Average speed camera roll-out to be halted...
The Tories are set to pledge an end to Labour's hated speed camera regime, by axing funding for new schemes and halting the spread of average speed checks if they win the next election
Shadow transport secretary Theresa Villiers is expected to make an announcement at the Tory conference today, but she has already been widely quoted in the media on the subject.
The Yorkshire Post picked up the story first last night, when it reported that in her speech today, Ms Villiers will say: "Labour's army of speed cameras is not the best way to make our roads safer. We will switch to alternative, better, ways to improve road safety.
"Labour's dependence on fixed speed cameras has blinded them to the effectiveness of the alternatives. It is time to say enough is enough on fixed speed cameras - we have reached the high water mark. A Conservative government would not fund any new speed cameras."
...according to MP Theresa Villiers
"Under Labour getting around has become a daily grind," Ms Villiers goes on to say. "If it is not endless traffic caused by road works where no one is working, it is the rogue clampers who use extortion and intimidation to extract huge fines. Police will still be responsible for enforcing and issuing tickets."
Under the Tory policy announcement expected today, new guidelines will be issued making councils responsible for locating and running cameras and scrapping the Safety Camera Partnership quangos that currently manage them.
Local councils will also be have to reveal to voters how much revenue is extracted in fines from every camera site, and no new ones will be allowed unless the council can demonstrate alternative safety policies will not be effective.
An extensive roll-out of average speed cameras planned under Labour will be scrapped, although they will still be allowed in motorway roadworks and at other sites where no alternative is suitable.
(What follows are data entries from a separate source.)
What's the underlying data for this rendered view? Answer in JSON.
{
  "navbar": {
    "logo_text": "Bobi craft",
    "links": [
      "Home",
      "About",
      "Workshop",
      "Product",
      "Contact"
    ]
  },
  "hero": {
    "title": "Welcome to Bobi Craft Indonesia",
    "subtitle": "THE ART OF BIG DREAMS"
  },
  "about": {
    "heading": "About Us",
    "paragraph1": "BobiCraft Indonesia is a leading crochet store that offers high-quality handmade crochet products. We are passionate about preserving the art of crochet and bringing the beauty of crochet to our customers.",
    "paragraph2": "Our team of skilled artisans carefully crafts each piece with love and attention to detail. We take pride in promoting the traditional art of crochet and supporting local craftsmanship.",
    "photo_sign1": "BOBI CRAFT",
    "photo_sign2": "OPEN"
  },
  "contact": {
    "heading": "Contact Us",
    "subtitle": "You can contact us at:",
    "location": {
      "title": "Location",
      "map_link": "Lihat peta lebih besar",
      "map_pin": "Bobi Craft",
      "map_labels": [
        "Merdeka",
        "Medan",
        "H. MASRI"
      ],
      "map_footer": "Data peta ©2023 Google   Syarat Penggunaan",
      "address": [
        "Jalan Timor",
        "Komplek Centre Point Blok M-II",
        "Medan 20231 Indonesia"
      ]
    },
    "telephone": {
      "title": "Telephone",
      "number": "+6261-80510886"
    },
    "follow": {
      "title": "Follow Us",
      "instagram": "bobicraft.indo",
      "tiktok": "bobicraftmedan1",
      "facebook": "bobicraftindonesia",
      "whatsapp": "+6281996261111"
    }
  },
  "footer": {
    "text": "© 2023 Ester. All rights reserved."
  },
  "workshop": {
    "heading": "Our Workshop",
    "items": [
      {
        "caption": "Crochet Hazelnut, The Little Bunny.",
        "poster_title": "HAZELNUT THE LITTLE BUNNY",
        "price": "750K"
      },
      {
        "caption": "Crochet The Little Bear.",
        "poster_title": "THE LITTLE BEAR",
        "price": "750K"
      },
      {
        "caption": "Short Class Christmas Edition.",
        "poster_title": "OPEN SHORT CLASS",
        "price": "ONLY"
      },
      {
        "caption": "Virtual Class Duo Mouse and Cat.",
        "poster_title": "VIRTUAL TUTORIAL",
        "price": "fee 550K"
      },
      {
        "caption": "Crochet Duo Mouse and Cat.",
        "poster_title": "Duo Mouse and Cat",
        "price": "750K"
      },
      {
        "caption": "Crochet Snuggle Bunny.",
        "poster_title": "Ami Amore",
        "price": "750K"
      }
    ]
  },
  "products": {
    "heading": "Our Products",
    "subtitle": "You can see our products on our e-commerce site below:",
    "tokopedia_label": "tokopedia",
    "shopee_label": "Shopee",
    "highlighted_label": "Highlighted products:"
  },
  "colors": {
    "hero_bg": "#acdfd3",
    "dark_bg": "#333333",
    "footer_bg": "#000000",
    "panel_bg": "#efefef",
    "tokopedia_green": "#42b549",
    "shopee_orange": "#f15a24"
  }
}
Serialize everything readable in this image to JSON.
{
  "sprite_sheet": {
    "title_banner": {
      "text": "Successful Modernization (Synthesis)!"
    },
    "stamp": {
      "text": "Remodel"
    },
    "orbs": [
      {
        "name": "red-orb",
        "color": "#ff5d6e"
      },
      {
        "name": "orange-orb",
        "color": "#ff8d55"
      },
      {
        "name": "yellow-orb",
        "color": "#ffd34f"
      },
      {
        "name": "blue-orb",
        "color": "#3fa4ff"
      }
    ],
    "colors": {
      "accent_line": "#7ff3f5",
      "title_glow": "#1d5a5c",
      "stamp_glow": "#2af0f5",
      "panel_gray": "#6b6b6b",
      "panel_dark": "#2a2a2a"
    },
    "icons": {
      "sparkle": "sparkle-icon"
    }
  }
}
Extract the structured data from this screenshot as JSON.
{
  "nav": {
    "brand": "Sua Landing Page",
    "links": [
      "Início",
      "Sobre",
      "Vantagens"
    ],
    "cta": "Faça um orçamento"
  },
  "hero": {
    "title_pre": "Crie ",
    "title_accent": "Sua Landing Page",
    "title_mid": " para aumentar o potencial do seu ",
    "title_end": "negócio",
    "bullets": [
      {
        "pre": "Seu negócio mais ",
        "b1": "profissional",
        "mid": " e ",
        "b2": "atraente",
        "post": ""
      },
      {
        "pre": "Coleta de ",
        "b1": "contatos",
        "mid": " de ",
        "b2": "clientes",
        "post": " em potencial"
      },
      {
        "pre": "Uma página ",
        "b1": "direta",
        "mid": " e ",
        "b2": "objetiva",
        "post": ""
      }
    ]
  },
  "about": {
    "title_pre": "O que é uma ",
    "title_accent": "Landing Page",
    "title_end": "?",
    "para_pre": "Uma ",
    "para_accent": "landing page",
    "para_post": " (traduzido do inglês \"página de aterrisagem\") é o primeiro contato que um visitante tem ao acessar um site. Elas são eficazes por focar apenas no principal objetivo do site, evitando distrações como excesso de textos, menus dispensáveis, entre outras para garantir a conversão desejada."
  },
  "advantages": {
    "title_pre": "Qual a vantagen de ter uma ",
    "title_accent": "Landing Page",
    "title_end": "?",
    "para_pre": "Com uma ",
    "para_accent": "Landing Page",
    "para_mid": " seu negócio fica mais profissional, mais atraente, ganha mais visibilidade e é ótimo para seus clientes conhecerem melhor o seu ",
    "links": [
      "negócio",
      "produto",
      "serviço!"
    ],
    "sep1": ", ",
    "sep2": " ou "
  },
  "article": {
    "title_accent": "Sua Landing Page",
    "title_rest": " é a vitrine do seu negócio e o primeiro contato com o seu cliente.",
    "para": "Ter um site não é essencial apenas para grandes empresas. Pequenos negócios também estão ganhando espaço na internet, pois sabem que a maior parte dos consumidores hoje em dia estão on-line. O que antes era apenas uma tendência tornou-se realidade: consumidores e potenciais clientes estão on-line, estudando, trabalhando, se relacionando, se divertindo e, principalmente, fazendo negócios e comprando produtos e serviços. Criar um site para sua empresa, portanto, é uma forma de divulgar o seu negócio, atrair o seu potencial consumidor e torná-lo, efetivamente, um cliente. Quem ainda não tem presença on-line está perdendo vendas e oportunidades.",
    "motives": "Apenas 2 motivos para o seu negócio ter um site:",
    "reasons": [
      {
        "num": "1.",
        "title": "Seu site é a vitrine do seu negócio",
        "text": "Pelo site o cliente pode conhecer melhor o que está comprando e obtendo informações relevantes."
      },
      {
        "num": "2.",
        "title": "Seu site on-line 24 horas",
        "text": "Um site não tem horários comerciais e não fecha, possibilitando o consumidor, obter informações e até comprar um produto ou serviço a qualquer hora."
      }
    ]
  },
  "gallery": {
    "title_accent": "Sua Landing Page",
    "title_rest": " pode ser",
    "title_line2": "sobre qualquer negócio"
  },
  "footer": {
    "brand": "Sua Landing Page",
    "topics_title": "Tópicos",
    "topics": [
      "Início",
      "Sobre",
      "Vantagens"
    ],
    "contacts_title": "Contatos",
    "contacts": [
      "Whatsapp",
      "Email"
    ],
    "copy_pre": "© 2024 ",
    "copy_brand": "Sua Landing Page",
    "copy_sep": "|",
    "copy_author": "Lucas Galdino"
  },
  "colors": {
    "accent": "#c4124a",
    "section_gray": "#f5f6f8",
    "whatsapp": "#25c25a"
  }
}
According to the Daily Mail, the government spends £97m on funding road safety. Under the Tory proposals, the money will be redirected away from cameras to improved road design and vehicle activated speed warning signs, the paper says.